**** RECORDS SUPPLIED

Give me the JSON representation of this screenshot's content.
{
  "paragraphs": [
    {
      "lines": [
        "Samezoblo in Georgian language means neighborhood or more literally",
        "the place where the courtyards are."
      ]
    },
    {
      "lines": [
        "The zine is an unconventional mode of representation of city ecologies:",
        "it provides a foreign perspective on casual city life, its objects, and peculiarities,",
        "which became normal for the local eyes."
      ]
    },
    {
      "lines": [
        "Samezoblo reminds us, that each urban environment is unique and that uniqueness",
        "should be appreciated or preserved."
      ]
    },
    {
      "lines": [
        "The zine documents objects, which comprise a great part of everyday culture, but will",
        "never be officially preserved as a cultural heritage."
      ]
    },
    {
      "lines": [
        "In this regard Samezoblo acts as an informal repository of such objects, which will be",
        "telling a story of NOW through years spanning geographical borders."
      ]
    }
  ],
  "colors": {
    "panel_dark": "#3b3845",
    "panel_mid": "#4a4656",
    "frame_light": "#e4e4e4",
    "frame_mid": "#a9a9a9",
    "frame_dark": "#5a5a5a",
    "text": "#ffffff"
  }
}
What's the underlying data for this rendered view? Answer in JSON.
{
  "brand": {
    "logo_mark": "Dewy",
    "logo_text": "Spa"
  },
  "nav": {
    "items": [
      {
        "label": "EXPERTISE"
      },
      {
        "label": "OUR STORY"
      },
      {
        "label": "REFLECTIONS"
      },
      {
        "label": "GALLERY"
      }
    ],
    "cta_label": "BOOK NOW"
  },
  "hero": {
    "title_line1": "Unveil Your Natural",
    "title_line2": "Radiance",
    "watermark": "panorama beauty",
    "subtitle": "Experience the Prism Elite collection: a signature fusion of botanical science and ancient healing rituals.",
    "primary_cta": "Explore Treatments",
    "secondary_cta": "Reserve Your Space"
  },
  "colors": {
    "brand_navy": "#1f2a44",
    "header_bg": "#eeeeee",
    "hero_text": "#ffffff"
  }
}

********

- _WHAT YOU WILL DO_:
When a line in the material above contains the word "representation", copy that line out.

- _TASK RESULT_:
Give me the JSON representation of this screenshot's content.
        "The zine is an unconventional mode of representation of city ecologies:",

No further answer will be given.